TASK BRIEF: Could you reproduce every entry as it stands, leaving the pictures behind?

GIVEN RECORDS:
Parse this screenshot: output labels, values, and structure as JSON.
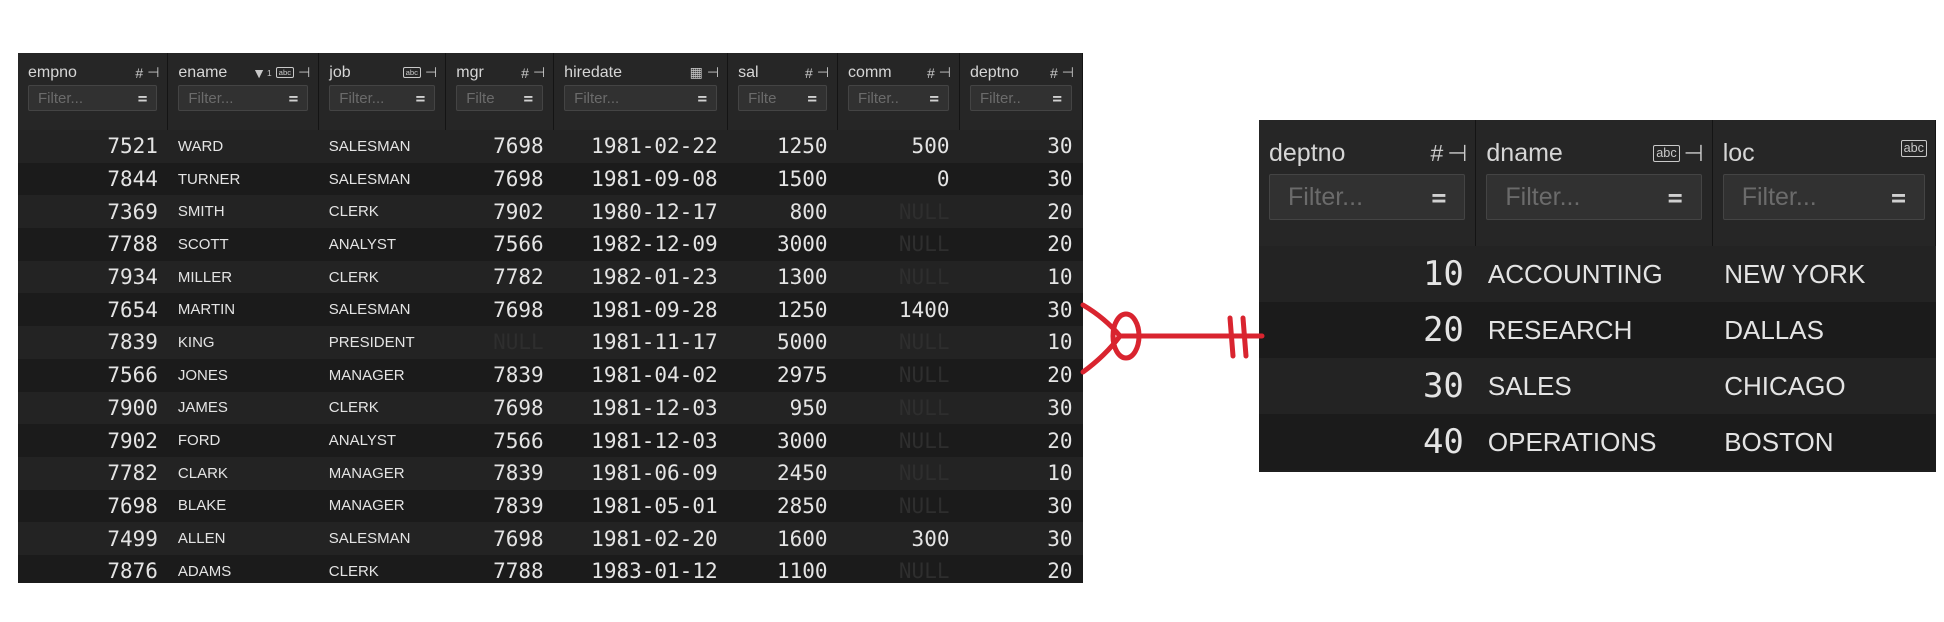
{
  "emp": {
    "columns": [
      {
        "name": "empno",
        "icons": [
          "hash-icon",
          "pin-icon"
        ],
        "filter_placeholder": "Filter..."
      },
      {
        "name": "ename",
        "icons": [
          "sort-desc-icon",
          "text-icon",
          "pin-icon"
        ],
        "filter_placeholder": "Filter..."
      },
      {
        "name": "job",
        "icons": [
          "text-icon",
          "pin-icon"
        ],
        "filter_placeholder": "Filter..."
      },
      {
        "name": "mgr",
        "icons": [
          "hash-icon",
          "pin-icon"
        ],
        "filter_placeholder": "Filte"
      },
      {
        "name": "hiredate",
        "icons": [
          "calendar-icon",
          "pin-icon"
        ],
        "filter_placeholder": "Filter..."
      },
      {
        "name": "sal",
        "icons": [
          "hash-icon",
          "pin-icon"
        ],
        "filter_placeholder": "Filte"
      },
      {
        "name": "comm",
        "icons": [
          "hash-icon",
          "pin-icon"
        ],
        "filter_placeholder": "Filter.."
      },
      {
        "name": "deptno",
        "icons": [
          "hash-icon",
          "pin-icon"
        ],
        "filter_placeholder": "Filter.."
      }
    ],
    "sort_indicator": "1",
    "rows": [
      [
        "7521",
        "WARD",
        "SALESMAN",
        "7698",
        "1981-02-22",
        "1250",
        "500",
        "30"
      ],
      [
        "7844",
        "TURNER",
        "SALESMAN",
        "7698",
        "1981-09-08",
        "1500",
        "0",
        "30"
      ],
      [
        "7369",
        "SMITH",
        "CLERK",
        "7902",
        "1980-12-17",
        "800",
        "NULL",
        "20"
      ],
      [
        "7788",
        "SCOTT",
        "ANALYST",
        "7566",
        "1982-12-09",
        "3000",
        "NULL",
        "20"
      ],
      [
        "7934",
        "MILLER",
        "CLERK",
        "7782",
        "1982-01-23",
        "1300",
        "NULL",
        "10"
      ],
      [
        "7654",
        "MARTIN",
        "SALESMAN",
        "7698",
        "1981-09-28",
        "1250",
        "1400",
        "30"
      ],
      [
        "7839",
        "KING",
        "PRESIDENT",
        "NULL",
        "1981-11-17",
        "5000",
        "NULL",
        "10"
      ],
      [
        "7566",
        "JONES",
        "MANAGER",
        "7839",
        "1981-04-02",
        "2975",
        "NULL",
        "20"
      ],
      [
        "7900",
        "JAMES",
        "CLERK",
        "7698",
        "1981-12-03",
        "950",
        "NULL",
        "30"
      ],
      [
        "7902",
        "FORD",
        "ANALYST",
        "7566",
        "1981-12-03",
        "3000",
        "NULL",
        "20"
      ],
      [
        "7782",
        "CLARK",
        "MANAGER",
        "7839",
        "1981-06-09",
        "2450",
        "NULL",
        "10"
      ],
      [
        "7698",
        "BLAKE",
        "MANAGER",
        "7839",
        "1981-05-01",
        "2850",
        "NULL",
        "30"
      ],
      [
        "7499",
        "ALLEN",
        "SALESMAN",
        "7698",
        "1981-02-20",
        "1600",
        "300",
        "30"
      ],
      [
        "7876",
        "ADAMS",
        "CLERK",
        "7788",
        "1983-01-12",
        "1100",
        "NULL",
        "20"
      ]
    ]
  },
  "dept": {
    "columns": [
      {
        "name": "deptno",
        "icons": [
          "hash-icon",
          "pin-icon"
        ],
        "filter_placeholder": "Filter..."
      },
      {
        "name": "dname",
        "icons": [
          "text-icon",
          "pin-icon"
        ],
        "filter_placeholder": "Filter..."
      },
      {
        "name": "loc",
        "icons": [
          "text-icon"
        ],
        "filter_placeholder": "Filter..."
      }
    ],
    "rows": [
      [
        "10",
        "ACCOUNTING",
        "NEW YORK"
      ],
      [
        "20",
        "RESEARCH",
        "DALLAS"
      ],
      [
        "30",
        "SALES",
        "CHICAGO"
      ],
      [
        "40",
        "OPERATIONS",
        "BOSTON"
      ]
    ]
  },
  "relationship": {
    "type": "many-to-one",
    "from": "emp.deptno",
    "to": "dept.deptno",
    "color": "#d9242f"
  },
  "colors": {
    "panel_bg": "#1f1f1f",
    "header_bg": "#262626",
    "text": "#e4e4e4",
    "connector": "#d9242f"
  }
}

YOUR RESPONSE:
Parse this screenshot: output labels, values, and structure as JSON.
{
  "emp": {
    "columns": [
      {
        "name": "empno",
        "icons": [
          "hash-icon",
          "pin-icon"
        ],
        "filter_placeholder": "Filter..."
      },
      {
        "name": "ename",
        "icons": [
          "sort-desc-icon",
          "text-icon",
          "pin-icon"
        ],
        "filter_placeholder": "Filter..."
      },
      {
        "name": "job",
        "icons": [
          "text-icon",
          "pin-icon"
        ],
        "filter_placeholder": "Filter..."
      },
      {
        "name": "mgr",
        "icons": [
          "hash-icon",
          "pin-icon"
        ],
        "filter_placeholder": "Filte"
      },
      {
        "name": "hiredate",
        "icons": [
          "calendar-icon",
          "pin-icon"
        ],
        "filter_placeholder": "Filter..."
      },
      {
        "name": "sal",
        "icons": [
          "hash-icon",
          "pin-icon"
        ],
        "filter_placeholder": "Filte"
      },
      {
        "name": "comm",
        "icons": [
          "hash-icon",
          "pin-icon"
        ],
        "filter_placeholder": "Filter.."
      },
      {
        "name": "deptno",
        "icons": [
          "hash-icon",
          "pin-icon"
        ],
        "filter_placeholder": "Filter.."
      }
    ],
    "sort_indicator": "1",
    "rows": [
      [
        "7521",
        "WARD",
        "SALESMAN",
        "7698",
        "1981-02-22",
        "1250",
        "500",
        "30"
      ],
      [
        "7844",
        "TURNER",
        "SALESMAN",
        "7698",
        "1981-09-08",
        "1500",
        "0",
        "30"
      ],
      [
        "7369",
        "SMITH",
        "CLERK",
        "7902",
        "1980-12-17",
        "800",
        "NULL",
        "20"
      ],
      [
        "7788",
        "SCOTT",
        "ANALYST",
        "7566",
        "1982-12-09",
        "3000",
        "NULL",
        "20"
      ],
      [
        "7934",
        "MILLER",
        "CLERK",
        "7782",
        "1982-01-23",
        "1300",
        "NULL",
        "10"
      ],
      [
        "7654",
        "MARTIN",
        "SALESMAN",
        "7698",
        "1981-09-28",
        "1250",
        "1400",
        "30"
      ],
      [
        "7839",
        "KING",
        "PRESIDENT",
        "NULL",
        "1981-11-17",
        "5000",
        "NULL",
        "10"
      ],
      [
        "7566",
        "JONES",
        "MANAGER",
        "7839",
        "1981-04-02",
        "2975",
        "NULL",
        "20"
      ],
      [
        "7900",
        "JAMES",
        "CLERK",
        "7698",
        "1981-12-03",
        "950",
        "NULL",
        "30"
      ],
      [
        "7902",
        "FORD",
        "ANALYST",
        "7566",
        "1981-12-03",
        "3000",
        "NULL",
        "20"
      ],
      [
        "7782",
        "CLARK",
        "MANAGER",
        "7839",
        "1981-06-09",
        "2450",
        "NULL",
        "10"
      ],
      [
        "7698",
        "BLAKE",
        "MANAGER",
        "7839",
        "1981-05-01",
        "2850",
        "NULL",
        "30"
      ],
      [
        "7499",
        "ALLEN",
        "SALESMAN",
        "7698",
        "1981-02-20",
        "1600",
        "300",
        "30"
      ],
      [
        "7876",
        "ADAMS",
        "CLERK",
        "7788",
        "1983-01-12",
        "1100",
        "NULL",
        "20"
      ]
    ]
  },
  "dept": {
    "columns": [
      {
        "name": "deptno",
        "icons": [
          "hash-icon",
          "pin-icon"
        ],
        "filter_placeholder": "Filter..."
      },
      {
        "name": "dname",
        "icons": [
          "text-icon",
          "pin-icon"
        ],
        "filter_placeholder": "Filter..."
      },
      {
        "name": "loc",
        "icons": [
          "text-icon"
        ],
        "filter_placeholder": "Filter..."
      }
    ],
    "rows": [
      [
        "10",
        "ACCOUNTING",
        "NEW YORK"
      ],
      [
        "20",
        "RESEARCH",
        "DALLAS"
      ],
      [
        "30",
        "SALES",
        "CHICAGO"
      ],
      [
        "40",
        "OPERATIONS",
        "BOSTON"
      ]
    ]
  },
  "relationship": {
    "type": "many-to-one",
    "from": "emp.deptno",
    "to": "dept.deptno",
    "color": "#d9242f"
  },
  "colors": {
    "panel_bg": "#1f1f1f",
    "header_bg": "#262626",
    "text": "#e4e4e4",
    "connector": "#d9242f"
  }
}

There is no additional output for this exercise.